Seven children, two parents, five COVID-19 cases.
A pair of York Region educators are sharing how the illness swept through their family in March, sending a previously healthy adult to the hospital, barely able to breathe.
“We are seeing, especially with the variants, that we don’t know how it’s going to hit,” says Samuel Soroka. He and his wife Elana have seven children between the ages of five months and 16 years.
The Soroka family’s COVID-19 ordeal started in early March, when their five-month-old son had a fever in the middle of the night. The entire family stayed home from school and the adults took the baby to be tested for the virus. When his test came back negative, the family was relieved, but that was just the beginning of their unpredictable stint with the illness.
The next week, their 16- and 12-year-old sons showed symptoms of the virus. Again they got tested, and were negative.
Three days later, on a Sunday night, the family was notified that one of their daughters may have been exposed to COVID-19 at school. By that point, Samuel was also feeling unwell. The next day, he and his two daughters, aged 11 and 15, went for tests. His came back negative, while his daughters’ were positive.
“We did try at the beginning to isolate as much as possible, but it just very quickly became impossible,” says Elana. Family members with symptoms were testing negative, while ones without symptoms were testing positive.
Forty-eight hours after the family had been notified of their daughter’s exposure, Elana herself was feeling sick. She and their eight-year-old son were tested and found to be positive for COVID-19.
“I didn’t know what was going to be,” she says. Still breastfeeding her baby, she decided to buy formula, just in case.

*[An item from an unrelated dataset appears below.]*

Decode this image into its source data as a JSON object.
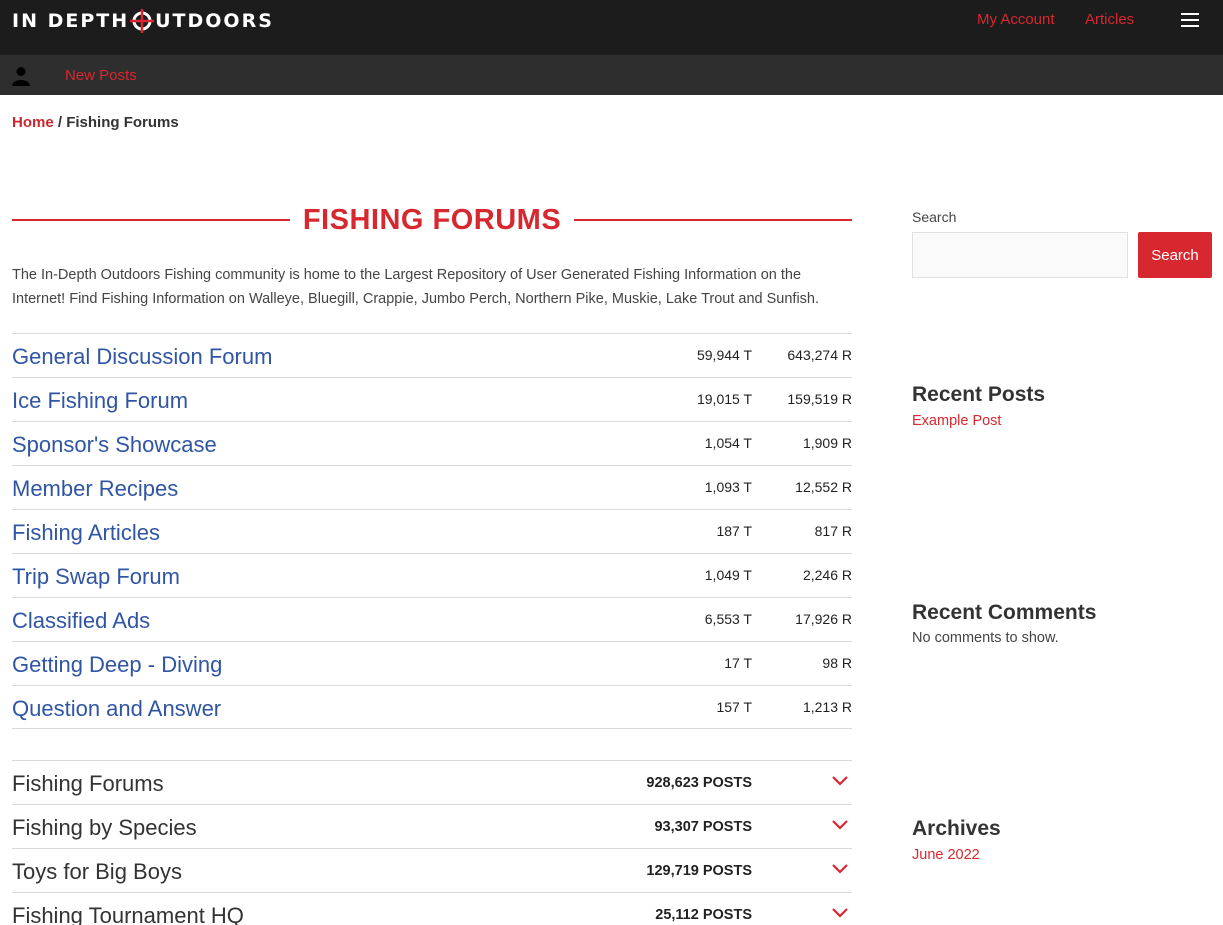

“We were preparing for the Passover holiday and I was alternating between cleaning and resting,” she explains, adding that because of the illnesses, the family’s domestic worker couldn’t come into the house.
Meanwhile, Samuel still had a head cold and fatigue. He was tested again and found out on the Friday that he indeed had COVID-19.
As the family tried to care for each other in quarantine, 39-year-old Elana’s condition was getting worse.
“Very quickly, it just went from working pretty much normal and resting a little bit, to resting a lot and barely being able to get out of bed, even to just come to the table for meals,” she says. “Over the holiday it got to the point where I couldn’t lift my head off the pillow, or get out of bed for any period of time.
“If I did get out of bed I would be coughing and gasping for air. I said to my husband, I think there’s something really wrong.”
A week after testing positive, Elana called her father, who is a doctor. He advised she go to the hospital for tests. She and Samuel packed up the baby and drove to Mount Sinai, where they thought Elana would stay for a few hours and be sent home. Instead, she was hospitalized.
“We’re both young healthy people, I never would have expected this at all,” she says.
Samuel says he had hoped to stay with his wife while she was being examined, but he was barred due to safety protocols.
“It felt horrible as a husband to have to leave my wife, who was in such a weak state, at the door basically getting wheeled into Emergency by security,” he recalls.
Instead he went home, and cared for the rest of the family while doctors treated Elana.
At Mount Sinai, Elana says she had two intravenous drips because she was so dehydrated. She also says her health team gave her steroids, and a nose tube to help her body take in oxygen.
“I ended up staying in the hospital for five days,” she says.
Speaking to CityNews just three days after being discharged, she says she is only now beginning to come to terms with what happened to her as an otherwise healthy adult.
“Things were so bad I couldn’t put two thoughts together at all,” she explains. “It was very scary, it came very fast, and it still seems very surreal that I’m still sick, that I still can’t get out of bed for too long at a time.”
Samuel is staying home from work and continues to be the primary caregiver while Elana recuperates. She estimates she’s still at just 10 to 20 per cent of her usual strength.
“It’s going to be a long haul,” she says.
The kids are also still quarantining. Samuel says everyone needs to test negative and have no symptoms for 14 days before they can leave the house.
As the Soroka family recovers and tries to make sense of their ordeal, Samuel says he is reminded of a saying in Judaism that means “everyone is responsible, one for the other.”
“We really just have a responsibility to do as much as we can for each other, whether it’s mask wearing, distancing, whatever the rules are, to just try to do what we can to keep each other safe,” he says. “You never know how your actions are going to impact someone else.”